• [PROBLEM REQUIREMENTS]
Every entry that appears below is to be output exactly.

• [EXERCISE INPUTS]
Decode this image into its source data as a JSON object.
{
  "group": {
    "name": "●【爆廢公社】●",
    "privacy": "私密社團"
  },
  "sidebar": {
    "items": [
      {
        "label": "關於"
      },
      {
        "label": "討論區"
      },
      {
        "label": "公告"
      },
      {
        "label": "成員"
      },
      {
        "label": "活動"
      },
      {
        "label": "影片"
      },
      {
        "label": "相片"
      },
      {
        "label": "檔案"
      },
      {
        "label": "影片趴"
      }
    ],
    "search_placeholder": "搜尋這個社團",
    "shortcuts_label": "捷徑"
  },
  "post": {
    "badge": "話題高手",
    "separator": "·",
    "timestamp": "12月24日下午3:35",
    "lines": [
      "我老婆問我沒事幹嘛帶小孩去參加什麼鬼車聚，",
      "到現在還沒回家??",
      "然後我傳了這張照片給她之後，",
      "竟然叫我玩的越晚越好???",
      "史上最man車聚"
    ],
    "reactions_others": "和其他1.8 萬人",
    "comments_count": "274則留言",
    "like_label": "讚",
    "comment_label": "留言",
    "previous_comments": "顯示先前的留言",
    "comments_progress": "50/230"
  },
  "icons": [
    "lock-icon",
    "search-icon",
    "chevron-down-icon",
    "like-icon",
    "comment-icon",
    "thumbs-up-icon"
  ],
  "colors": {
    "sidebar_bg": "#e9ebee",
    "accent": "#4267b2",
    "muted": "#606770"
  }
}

• [COMPLETED EXERCISE]
Decode this image into its source data as a JSON object.
{
  "group": {
    "name": "●【爆廢公社】●",
    "privacy": "私密社團"
  },
  "sidebar": {
    "items": [
      {
        "label": "關於"
      },
      {
        "label": "討論區"
      },
      {
        "label": "公告"
      },
      {
        "label": "成員"
      },
      {
        "label": "活動"
      },
      {
        "label": "影片"
      },
      {
        "label": "相片"
      },
      {
        "label": "檔案"
      },
      {
        "label": "影片趴"
      }
    ],
    "search_placeholder": "搜尋這個社團",
    "shortcuts_label": "捷徑"
  },
  "post": {
    "badge": "話題高手",
    "separator": "·",
    "timestamp": "12月24日下午3:35",
    "lines": [
      "我老婆問我沒事幹嘛帶小孩去參加什麼鬼車聚，",
      "到現在還沒回家??",
      "然後我傳了這張照片給她之後，",
      "竟然叫我玩的越晚越好???",
      "史上最man車聚"
    ],
    "reactions_others": "和其他1.8 萬人",
    "comments_count": "274則留言",
    "like_label": "讚",
    "comment_label": "留言",
    "previous_comments": "顯示先前的留言",
    "comments_progress": "50/230"
  },
  "icons": [
    "lock-icon",
    "search-icon",
    "chevron-down-icon",
    "like-icon",
    "comment-icon",
    "thumbs-up-icon"
  ],
  "colors": {
    "sidebar_bg": "#e9ebee",
    "accent": "#4267b2",
    "muted": "#606770"
  }
}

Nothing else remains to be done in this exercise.